      Often, my teenagers would exclaim "Yeet." I am still not quite sure what it means, but I knew they liked to say it, and it was usually after something positive.
    • 2018 April 12, Mary Ward, “What does 'yeet' mean?”, in the Sydney Morning Herald:
      As an exclamation, yeet broadly means "yes". But it can also be a greeting, or just an impassioned grunt, like a spoken dab.
    • 2018 October 12, Kristina Shriver, “Cracking the Code on Gen Z Slang: Yeet, Gucci, and Other Terms Your Kids Are Saying”, in Our Community Now:
      Yeet: An exclamation that could be used in various situations — as a way to say “yes,” to express excitement, to issue a battle cry, etc. — depending on context.


yeet (plural yeets)

  1. (Internet) A type of dance with flailing arm motions, popularized by social media website Vine.
    • 2014 April 8, “The 7 Different Ways You Can #Yeet”, in Cambio:
      Yeet is the new twerk and while it may look like nothing more than a full-body flail, there are some very important techniques you need to know before you embark on your own yeet adventure. Here are seven different ways you can yeet.
    • 2015 June 1, David Turner, “Interview: Youtube Star SheLovesMeechie Dances from the Garage to the Stage”, in Noisey:
      Meechie's videos reach hundreds of thousands, sometimes even eclipsing the views of the artists' official visuals, but lately his biggest successes are instead dedicated to specific dances like the whip, yeet, and even the still-regional “Hit Dem Folks” dance, which mimics a basketball player dunking.
    • 2015 September 22, Rembert Browne, “A Note on 'Jumpman' by Metro Boomin ft. Drake and Future”, in Grantland:
      The yeet began, culturally, with a Vine of a kid affectionately nicknamed Lil Meatball doing the dance on his school's track.
    • 2016 October 27, “The Death of Vine Makes the Internet a Worse Place”, in New York Magazine:
      Especially black teens, who created a disproportionate number of popular Vines and used the social network to demonstrate wit, intelligence, creativity, and comic timing that was rarely given a spotlight elsewhere. That included dance trends like the yeet.
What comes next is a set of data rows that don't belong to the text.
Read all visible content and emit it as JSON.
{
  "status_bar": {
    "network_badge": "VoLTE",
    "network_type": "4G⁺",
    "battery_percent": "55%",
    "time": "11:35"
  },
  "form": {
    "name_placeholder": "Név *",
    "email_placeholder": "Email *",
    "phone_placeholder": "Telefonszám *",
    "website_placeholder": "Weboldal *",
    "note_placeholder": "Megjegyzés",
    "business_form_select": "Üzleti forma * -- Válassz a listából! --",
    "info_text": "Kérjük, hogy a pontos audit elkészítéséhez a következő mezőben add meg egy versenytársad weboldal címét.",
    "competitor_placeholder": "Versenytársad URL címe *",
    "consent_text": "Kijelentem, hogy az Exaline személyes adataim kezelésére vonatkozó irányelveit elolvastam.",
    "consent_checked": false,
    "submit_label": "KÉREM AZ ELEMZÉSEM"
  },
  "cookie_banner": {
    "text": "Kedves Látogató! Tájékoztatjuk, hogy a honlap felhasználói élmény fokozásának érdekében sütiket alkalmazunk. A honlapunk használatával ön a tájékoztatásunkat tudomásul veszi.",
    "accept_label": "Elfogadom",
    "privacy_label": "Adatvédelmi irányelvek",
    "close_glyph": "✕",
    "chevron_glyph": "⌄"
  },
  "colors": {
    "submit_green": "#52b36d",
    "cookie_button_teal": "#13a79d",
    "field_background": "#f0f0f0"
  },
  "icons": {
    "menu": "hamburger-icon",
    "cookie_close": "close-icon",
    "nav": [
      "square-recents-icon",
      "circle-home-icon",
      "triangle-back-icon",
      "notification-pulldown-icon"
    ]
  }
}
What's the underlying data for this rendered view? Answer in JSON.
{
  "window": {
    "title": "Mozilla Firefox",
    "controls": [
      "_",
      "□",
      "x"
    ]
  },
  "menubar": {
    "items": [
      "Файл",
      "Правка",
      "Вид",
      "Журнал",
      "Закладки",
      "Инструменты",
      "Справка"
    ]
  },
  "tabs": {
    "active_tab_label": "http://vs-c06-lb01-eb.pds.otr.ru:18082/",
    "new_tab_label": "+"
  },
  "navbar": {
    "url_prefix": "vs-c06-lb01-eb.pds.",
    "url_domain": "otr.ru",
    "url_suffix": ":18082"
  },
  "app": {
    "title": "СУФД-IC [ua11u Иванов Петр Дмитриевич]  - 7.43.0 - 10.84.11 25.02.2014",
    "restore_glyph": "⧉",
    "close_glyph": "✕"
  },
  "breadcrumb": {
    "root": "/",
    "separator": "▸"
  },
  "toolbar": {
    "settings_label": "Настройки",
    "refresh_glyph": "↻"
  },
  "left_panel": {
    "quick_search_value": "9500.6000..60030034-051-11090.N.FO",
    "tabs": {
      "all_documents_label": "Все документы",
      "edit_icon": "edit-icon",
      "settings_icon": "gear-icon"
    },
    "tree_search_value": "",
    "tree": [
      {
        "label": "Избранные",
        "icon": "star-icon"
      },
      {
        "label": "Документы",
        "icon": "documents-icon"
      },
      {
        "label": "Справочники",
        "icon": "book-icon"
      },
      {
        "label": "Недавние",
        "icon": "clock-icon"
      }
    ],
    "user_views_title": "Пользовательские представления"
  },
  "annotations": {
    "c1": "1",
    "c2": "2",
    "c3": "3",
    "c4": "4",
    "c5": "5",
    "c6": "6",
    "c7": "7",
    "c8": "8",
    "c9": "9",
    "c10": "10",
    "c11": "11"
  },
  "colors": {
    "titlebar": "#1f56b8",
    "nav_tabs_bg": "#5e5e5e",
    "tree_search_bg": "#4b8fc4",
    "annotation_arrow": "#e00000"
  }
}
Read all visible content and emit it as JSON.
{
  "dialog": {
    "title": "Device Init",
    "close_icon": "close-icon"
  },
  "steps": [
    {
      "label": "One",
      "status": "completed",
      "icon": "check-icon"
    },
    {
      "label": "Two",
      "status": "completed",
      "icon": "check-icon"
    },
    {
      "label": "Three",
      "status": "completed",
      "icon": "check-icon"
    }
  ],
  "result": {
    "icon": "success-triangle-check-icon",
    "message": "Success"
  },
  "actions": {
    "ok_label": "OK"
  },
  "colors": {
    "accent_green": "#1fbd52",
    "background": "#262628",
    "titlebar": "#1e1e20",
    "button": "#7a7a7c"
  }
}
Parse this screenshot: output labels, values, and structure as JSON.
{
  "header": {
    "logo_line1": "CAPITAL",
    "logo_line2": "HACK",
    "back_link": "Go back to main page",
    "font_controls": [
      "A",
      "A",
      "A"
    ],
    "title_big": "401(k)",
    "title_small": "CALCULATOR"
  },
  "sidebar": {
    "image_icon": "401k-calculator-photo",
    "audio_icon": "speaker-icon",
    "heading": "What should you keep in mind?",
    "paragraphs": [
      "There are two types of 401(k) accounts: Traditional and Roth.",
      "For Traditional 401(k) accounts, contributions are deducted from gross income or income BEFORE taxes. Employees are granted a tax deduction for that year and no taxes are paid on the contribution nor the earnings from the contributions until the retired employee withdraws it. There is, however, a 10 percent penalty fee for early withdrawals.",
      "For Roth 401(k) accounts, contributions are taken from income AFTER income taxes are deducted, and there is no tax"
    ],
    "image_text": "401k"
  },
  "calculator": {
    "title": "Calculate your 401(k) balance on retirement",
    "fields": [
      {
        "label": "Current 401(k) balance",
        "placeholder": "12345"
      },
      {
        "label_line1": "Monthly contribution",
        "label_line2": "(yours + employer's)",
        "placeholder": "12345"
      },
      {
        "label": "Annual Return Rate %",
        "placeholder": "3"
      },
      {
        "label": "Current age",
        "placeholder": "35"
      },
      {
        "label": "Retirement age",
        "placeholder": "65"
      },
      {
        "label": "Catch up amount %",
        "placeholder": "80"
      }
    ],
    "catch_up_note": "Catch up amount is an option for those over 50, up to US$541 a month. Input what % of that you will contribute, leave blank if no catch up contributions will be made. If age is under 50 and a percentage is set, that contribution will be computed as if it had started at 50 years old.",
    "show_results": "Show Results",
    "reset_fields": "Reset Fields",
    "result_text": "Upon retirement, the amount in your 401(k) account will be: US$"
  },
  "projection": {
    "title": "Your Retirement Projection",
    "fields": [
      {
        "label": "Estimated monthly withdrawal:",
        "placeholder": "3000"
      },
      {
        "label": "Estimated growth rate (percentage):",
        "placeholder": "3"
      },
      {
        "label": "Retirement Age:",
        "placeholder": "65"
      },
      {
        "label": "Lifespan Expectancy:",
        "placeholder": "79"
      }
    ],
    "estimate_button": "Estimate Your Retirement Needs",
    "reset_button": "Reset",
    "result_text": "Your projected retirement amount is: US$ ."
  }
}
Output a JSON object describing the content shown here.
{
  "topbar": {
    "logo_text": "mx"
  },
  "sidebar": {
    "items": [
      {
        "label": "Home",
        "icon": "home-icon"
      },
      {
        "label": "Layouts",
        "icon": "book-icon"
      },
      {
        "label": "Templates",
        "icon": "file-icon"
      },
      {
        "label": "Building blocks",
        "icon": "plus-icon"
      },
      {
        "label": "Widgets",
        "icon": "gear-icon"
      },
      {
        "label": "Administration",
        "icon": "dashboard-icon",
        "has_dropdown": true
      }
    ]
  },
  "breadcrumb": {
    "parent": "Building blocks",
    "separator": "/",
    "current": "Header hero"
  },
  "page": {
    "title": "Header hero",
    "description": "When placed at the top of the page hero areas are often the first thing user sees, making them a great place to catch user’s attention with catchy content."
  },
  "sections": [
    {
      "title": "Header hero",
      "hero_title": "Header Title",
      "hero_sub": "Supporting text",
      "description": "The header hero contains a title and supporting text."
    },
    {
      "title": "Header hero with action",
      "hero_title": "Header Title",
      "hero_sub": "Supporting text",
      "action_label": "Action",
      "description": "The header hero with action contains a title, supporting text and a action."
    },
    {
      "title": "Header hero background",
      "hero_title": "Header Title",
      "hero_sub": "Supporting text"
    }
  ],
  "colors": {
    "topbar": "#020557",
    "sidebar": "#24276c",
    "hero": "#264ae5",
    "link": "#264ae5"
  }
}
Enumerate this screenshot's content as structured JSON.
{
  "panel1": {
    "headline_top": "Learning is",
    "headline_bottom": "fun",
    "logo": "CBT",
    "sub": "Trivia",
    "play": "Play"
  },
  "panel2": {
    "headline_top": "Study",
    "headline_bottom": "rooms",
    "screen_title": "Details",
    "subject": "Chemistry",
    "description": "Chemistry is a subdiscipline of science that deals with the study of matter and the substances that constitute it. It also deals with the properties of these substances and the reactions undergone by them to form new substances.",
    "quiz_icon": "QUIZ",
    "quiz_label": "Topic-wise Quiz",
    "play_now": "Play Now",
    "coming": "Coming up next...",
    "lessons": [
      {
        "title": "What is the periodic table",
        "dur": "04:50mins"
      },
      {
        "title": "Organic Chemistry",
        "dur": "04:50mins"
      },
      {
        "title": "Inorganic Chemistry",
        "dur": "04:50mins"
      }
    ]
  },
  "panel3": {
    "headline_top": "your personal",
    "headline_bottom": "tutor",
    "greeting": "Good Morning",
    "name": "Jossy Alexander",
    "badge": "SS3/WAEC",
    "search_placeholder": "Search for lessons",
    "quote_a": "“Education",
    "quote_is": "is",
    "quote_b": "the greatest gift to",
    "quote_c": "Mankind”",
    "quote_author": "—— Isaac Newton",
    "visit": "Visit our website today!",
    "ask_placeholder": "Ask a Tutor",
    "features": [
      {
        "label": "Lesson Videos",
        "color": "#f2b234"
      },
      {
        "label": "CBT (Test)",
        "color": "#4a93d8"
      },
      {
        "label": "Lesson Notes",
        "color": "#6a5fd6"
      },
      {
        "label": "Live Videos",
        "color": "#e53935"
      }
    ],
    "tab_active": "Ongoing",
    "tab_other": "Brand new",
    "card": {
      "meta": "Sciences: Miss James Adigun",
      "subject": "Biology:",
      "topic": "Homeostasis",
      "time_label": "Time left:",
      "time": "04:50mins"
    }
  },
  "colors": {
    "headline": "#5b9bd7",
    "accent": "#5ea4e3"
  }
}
yeet (third-person singular simple present yeets, present participle yeeting, simple past and past participle yeeted or (humorous) yote)

  1. To move quickly.
  2. To throw an object a long distance or with a sudden or forceful motion.
    • 2018 September 13, Stacey Ritzen, “What does ‘yeet’ mean—and how did it become a meme?”, in The Daily Dot:
      Yeet can take on any number of uses as a noun or a verb, typically as a way to express a sudden or forceful motion, such as throwing an object long distance.

Etymology 2

From Middle English yeten, ȝeten, from Middle English ye, ȝe (ye). Compare Middle English thouten.

Alternative forms


yeet (third-person singular simple present yeets, present participle yeeting, simple past and past participle yeeted)

  1. (obsolete) to ye (address with the pronoun "ye")